How do you catch the wily Northern Pike in late autumn period when the Northern Pile have set up along weed and reed lines and along shorelines littered with fallen trees and submerged wood?
Be innovative – employ slightly larger than normal (¾ to 1 ounce weight) bass-style willow leaf spinner baits. A worm or a “twister tale” can be added to further entice the fish out for a strike. In addition this combination works to great effect being quickly retrieved as the lure bulges just below the lake water’s surface. You need not hop, pop or play around with the lure in any way. Just keep the lures moving continually through the water.
When the bigger game Pike won’t come to the surface though, you can dredge them up with a heavier 1 ½ ounce to2 ½ ounce muskie size spinnerbait. Just let the spinnerbait flutter down and then slowly crank it back to the boat, keeping the lure within a foot of the lake bottom at all times. This will work best in thick grass but also on main rocky lake structures as well.
On the other hand hard crankbaits excel in “open water”, on deep flats and around main lake rocky structures in the time periods from the mid summer until freeze up at Lake Manitoba Narrows. You can even employ lipless versions of these lures as they are superb around weed and seed lines.
If you do troll with these lures, they can useful. Just do not troll around aimlessly. It is always easy to do with a case of Canadian O.V. Concentrate on key transitions, edges, drop offs. Breaklines and specific bottom contours. Remember that if you pause the lure for only a split milli second, the Pike of your dreams, following your lure has only the option of opening its mouth to grab that lure.
You might want to try “Weedless Spoons” in and around cover while the traditional style spoons produce best fishing results in main lake areas especially around the rocky structures. Troll the bigger heavier traditional style spoons during the late fall periods. Each spoon style has a different pattern to attract the Pike – moving around in a distinctive wobbling and thumping action. It all comes down to trial and error, day by day. It is as if those fish have distinct and yet changing personalities and preferences. Some like this, some like that, and they seem to change their mind day to day as well.

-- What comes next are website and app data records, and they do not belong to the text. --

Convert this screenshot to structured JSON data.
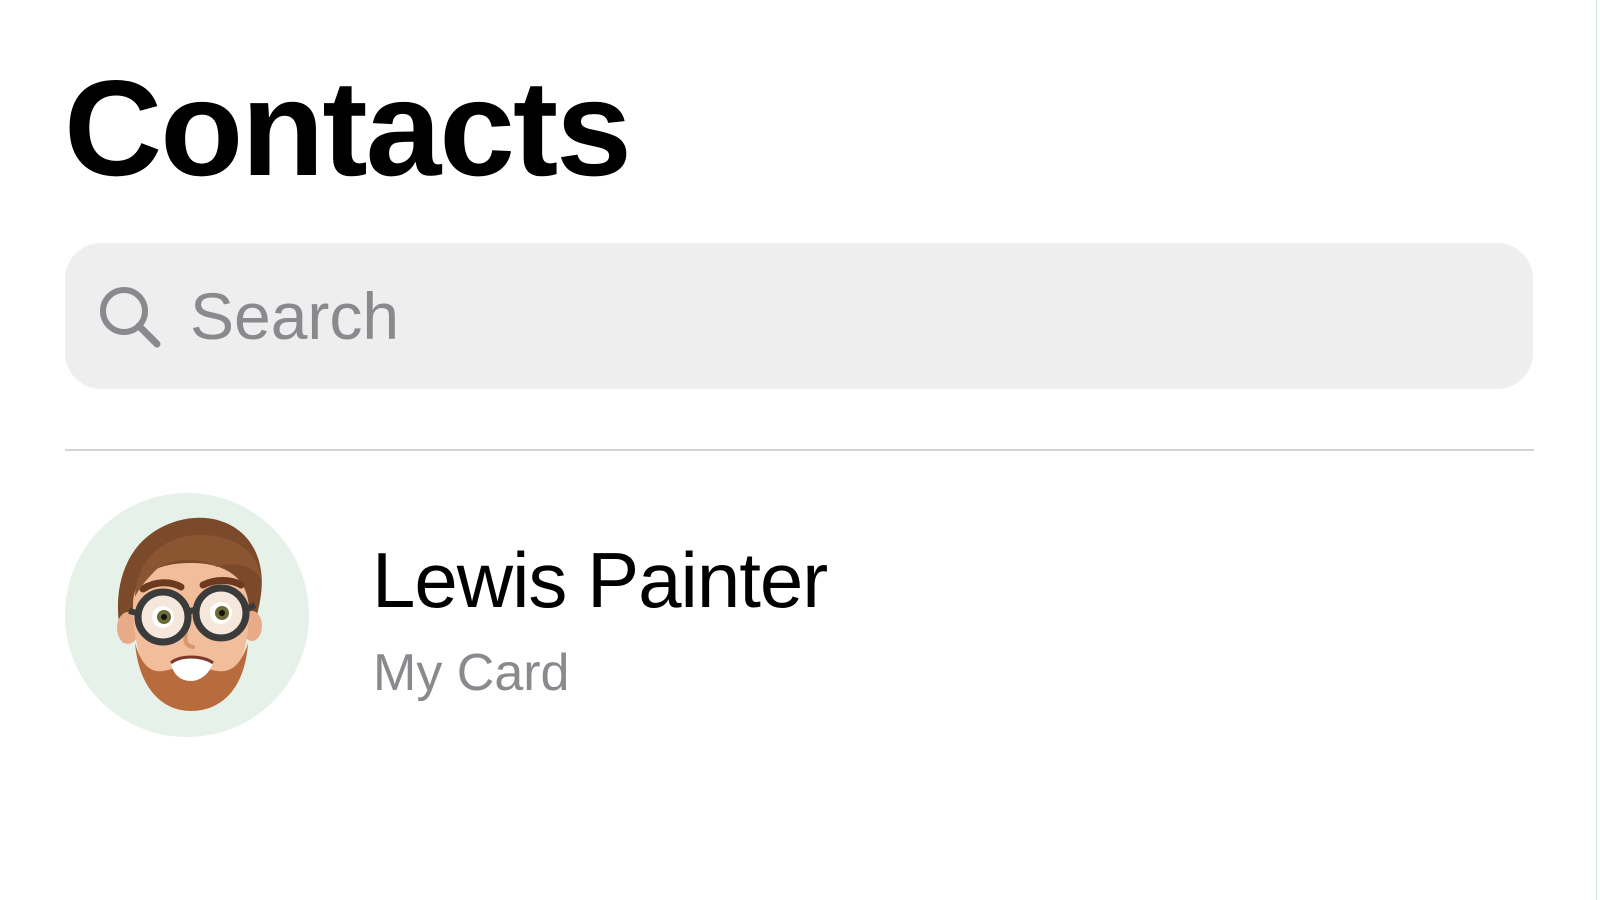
{
  "header": {
    "title": "Contacts"
  },
  "search": {
    "placeholder": "Search",
    "value": "",
    "icon": "search-icon"
  },
  "contacts": [
    {
      "name": "Lewis Painter",
      "subtitle": "My Card",
      "avatar": "memoji-avatar"
    }
  ],
  "colors": {
    "background": "#ffffff",
    "search_field": "#eeeeef",
    "secondary_text": "#8a8a8e",
    "divider": "#d4d4d6",
    "avatar_background": "#e6f1e9"
  }
}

While most experience anglers know that in line spinners are just wonderful around vegetation few ever try casting them into shallow rock piles, reefs and shoals that you find in your fishing travels. Even more when the Northern Pike head for deep and deeper water patrol weedlines and the edges of hard rock structures especially the sections exposed to the wind and the waves. Experienced anglers see, to know that nothing seems to catch the Pike’s attention more than a large (½ to 1 ounce) bass style, jig dressed with oversize 5 to 8 inch long soft plastic twister tail, minnow or eel baits. The weight of the jig and the size of the dressing depend of course on the depth of the water and the size of the fish. Of course big is better but when the fish are aggressive cast out the jig and soft plastic? Let it fall to the bottom. Then quickly “snap” it back to your boat briskly using an exaggerated lift. Then fall, pause and retrieve.
Remember – you came all this way to get that monster Pike of your dreams. That fish did not live this long and grow this big without being both smart as well as hungry.